▶ [Task to carry out]: Report all lines of the data below that hold the word "replies".

(Data about app and page elements)
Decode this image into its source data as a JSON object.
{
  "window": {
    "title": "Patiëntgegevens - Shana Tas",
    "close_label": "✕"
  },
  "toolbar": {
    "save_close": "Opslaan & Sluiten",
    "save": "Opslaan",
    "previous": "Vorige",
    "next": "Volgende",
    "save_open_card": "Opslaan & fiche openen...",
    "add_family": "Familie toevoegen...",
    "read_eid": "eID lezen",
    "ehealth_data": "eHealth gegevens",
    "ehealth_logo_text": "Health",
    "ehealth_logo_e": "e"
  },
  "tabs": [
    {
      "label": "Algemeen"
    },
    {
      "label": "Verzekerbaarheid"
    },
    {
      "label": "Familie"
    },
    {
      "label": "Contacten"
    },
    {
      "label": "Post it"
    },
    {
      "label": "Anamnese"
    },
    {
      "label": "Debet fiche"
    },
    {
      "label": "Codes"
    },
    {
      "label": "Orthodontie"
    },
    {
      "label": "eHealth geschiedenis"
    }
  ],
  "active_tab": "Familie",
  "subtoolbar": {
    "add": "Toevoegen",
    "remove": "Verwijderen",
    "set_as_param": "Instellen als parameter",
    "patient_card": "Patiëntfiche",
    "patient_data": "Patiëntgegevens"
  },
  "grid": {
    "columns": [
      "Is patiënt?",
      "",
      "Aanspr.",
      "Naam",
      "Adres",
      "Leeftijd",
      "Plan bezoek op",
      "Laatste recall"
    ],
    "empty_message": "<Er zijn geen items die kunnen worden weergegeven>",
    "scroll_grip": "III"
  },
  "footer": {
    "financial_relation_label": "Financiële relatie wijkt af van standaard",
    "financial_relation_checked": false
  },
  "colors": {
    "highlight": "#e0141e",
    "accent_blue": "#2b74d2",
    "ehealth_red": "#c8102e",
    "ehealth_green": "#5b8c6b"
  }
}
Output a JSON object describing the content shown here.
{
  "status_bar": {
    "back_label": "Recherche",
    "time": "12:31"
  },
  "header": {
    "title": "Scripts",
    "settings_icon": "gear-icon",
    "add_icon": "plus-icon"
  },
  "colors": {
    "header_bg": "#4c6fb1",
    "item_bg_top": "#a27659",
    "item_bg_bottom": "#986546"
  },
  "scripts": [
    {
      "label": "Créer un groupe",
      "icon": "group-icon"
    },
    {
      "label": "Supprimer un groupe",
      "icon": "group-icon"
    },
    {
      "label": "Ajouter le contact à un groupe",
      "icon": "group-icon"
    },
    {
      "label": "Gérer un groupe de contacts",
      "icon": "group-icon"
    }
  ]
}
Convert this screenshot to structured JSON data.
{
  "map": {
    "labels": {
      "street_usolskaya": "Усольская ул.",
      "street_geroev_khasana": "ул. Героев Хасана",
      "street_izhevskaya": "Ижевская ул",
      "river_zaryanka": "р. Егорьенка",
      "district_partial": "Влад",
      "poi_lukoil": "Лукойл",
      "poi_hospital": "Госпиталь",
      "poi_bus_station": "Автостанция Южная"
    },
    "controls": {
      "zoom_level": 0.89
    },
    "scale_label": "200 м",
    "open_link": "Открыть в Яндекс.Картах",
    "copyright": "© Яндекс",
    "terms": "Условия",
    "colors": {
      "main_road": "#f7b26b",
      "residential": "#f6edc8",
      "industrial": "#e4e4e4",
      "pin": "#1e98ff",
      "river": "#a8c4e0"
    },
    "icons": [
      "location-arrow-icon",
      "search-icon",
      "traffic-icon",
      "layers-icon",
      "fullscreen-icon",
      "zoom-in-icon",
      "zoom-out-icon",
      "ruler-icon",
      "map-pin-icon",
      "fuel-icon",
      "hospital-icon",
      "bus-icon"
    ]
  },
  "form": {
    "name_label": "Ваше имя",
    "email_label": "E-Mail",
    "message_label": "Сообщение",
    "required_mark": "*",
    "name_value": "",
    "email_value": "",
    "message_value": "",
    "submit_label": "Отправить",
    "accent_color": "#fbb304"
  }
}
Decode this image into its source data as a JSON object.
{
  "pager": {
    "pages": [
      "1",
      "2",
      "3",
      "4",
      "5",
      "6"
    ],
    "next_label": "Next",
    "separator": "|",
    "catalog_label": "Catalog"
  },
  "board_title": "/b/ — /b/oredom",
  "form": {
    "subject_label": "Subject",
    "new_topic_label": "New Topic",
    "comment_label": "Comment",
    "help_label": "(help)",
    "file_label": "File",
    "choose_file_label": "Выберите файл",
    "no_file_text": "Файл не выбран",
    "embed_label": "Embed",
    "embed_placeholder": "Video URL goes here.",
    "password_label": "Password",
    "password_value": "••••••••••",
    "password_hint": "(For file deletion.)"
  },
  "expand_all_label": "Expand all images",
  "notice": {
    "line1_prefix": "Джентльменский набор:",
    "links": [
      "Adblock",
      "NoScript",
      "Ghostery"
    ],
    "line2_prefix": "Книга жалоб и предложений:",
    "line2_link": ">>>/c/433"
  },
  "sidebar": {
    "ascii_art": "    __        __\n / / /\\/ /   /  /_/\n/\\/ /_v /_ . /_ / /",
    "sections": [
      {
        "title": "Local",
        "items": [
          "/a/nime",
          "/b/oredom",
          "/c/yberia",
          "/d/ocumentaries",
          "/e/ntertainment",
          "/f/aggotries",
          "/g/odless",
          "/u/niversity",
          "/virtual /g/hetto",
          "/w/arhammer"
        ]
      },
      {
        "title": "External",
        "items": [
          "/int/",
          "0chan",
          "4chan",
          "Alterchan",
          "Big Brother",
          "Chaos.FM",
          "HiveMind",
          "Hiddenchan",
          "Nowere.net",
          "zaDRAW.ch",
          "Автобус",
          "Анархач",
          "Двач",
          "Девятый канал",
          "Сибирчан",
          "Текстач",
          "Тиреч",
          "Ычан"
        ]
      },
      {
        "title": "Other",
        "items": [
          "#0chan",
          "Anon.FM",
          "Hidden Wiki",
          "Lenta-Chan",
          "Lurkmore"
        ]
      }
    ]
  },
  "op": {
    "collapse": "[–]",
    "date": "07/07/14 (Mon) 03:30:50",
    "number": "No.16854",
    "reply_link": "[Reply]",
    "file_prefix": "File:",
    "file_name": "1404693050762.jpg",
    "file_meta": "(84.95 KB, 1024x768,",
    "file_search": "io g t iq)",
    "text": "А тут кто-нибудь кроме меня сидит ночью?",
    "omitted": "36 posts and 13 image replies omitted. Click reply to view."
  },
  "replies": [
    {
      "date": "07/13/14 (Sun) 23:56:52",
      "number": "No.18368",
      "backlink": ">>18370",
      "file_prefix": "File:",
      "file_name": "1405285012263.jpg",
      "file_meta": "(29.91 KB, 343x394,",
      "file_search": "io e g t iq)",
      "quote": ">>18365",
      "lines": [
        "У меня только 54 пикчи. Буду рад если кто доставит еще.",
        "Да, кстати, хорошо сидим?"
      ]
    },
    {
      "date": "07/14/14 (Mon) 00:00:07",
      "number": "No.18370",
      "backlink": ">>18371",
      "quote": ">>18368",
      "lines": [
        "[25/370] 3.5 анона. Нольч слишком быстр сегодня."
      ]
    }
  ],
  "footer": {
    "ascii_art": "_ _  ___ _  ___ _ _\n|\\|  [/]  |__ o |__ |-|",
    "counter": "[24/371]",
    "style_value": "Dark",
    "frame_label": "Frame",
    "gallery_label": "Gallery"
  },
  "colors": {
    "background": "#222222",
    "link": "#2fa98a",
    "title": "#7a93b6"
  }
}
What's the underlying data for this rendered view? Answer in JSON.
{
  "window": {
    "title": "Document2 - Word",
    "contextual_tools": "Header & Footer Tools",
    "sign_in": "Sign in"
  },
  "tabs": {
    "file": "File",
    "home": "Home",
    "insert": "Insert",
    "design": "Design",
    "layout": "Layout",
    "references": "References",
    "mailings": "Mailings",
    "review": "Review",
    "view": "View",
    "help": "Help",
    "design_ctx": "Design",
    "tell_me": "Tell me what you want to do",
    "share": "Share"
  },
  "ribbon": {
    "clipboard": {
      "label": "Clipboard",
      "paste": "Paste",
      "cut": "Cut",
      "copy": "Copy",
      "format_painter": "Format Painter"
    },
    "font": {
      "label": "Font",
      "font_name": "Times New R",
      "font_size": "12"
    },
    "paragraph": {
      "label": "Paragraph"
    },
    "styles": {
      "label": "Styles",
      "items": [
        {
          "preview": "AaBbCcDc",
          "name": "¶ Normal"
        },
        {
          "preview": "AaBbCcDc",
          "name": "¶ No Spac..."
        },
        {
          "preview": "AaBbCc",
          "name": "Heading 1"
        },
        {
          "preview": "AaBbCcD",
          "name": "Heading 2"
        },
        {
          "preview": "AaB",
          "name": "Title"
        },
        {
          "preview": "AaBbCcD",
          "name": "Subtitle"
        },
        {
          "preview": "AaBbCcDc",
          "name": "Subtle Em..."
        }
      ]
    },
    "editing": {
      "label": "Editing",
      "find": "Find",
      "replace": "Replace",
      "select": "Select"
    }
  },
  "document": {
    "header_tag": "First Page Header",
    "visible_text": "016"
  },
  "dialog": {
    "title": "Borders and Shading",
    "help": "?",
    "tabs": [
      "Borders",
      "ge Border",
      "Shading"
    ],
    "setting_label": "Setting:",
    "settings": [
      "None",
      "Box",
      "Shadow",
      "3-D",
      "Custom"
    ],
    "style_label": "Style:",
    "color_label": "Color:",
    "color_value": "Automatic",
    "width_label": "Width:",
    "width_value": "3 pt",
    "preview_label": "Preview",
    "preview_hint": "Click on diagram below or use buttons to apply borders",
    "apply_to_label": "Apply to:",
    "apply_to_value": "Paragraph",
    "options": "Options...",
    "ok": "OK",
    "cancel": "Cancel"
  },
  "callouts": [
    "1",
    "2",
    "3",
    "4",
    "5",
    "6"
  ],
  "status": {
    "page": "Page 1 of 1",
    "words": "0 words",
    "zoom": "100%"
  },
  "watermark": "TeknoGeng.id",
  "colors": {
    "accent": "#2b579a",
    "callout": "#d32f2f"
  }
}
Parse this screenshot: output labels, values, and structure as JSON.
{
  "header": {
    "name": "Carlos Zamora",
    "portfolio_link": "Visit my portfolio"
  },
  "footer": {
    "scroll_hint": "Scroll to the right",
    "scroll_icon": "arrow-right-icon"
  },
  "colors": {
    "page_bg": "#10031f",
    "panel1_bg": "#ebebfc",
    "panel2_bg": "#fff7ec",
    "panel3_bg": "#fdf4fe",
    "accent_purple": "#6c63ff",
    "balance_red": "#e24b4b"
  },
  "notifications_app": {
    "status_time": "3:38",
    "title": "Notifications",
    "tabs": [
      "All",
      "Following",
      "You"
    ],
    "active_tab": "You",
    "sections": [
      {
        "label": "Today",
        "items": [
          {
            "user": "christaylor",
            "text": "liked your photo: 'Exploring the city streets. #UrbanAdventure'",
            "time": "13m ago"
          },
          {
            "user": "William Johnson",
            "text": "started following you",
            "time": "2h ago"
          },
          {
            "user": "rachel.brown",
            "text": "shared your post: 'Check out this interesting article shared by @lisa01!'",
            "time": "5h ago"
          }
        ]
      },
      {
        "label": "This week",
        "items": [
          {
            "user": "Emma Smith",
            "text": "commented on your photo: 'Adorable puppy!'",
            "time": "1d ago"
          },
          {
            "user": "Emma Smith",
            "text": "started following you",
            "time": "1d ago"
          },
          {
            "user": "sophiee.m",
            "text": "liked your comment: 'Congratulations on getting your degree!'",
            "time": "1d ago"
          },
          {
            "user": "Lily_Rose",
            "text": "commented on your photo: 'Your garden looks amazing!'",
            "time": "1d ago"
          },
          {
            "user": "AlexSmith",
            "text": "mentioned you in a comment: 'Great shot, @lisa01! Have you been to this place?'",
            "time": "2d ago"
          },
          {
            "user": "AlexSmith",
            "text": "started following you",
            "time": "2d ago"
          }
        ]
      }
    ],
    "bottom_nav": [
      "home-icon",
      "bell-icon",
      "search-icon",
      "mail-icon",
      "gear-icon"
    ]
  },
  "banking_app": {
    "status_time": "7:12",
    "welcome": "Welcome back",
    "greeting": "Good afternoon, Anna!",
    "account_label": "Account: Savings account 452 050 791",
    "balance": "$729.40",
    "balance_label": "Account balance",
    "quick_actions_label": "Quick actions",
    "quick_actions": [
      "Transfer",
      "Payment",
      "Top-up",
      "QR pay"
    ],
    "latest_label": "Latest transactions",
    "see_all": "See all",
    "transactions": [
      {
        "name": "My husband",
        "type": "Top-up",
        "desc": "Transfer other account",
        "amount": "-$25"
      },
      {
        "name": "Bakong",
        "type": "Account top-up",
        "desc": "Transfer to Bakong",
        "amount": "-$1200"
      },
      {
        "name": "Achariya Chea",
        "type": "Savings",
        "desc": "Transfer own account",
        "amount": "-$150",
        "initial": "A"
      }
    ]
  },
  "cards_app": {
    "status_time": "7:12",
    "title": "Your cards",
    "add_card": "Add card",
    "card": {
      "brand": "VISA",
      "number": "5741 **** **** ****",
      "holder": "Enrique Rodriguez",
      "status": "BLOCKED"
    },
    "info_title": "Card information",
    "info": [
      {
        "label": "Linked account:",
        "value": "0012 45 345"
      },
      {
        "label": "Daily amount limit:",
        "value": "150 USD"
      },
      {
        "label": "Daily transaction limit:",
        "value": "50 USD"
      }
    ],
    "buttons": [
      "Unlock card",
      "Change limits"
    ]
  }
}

▶ [Response]:
    "omitted": "36 posts and 13 image replies omitted. Click reply to view."
  "replies": [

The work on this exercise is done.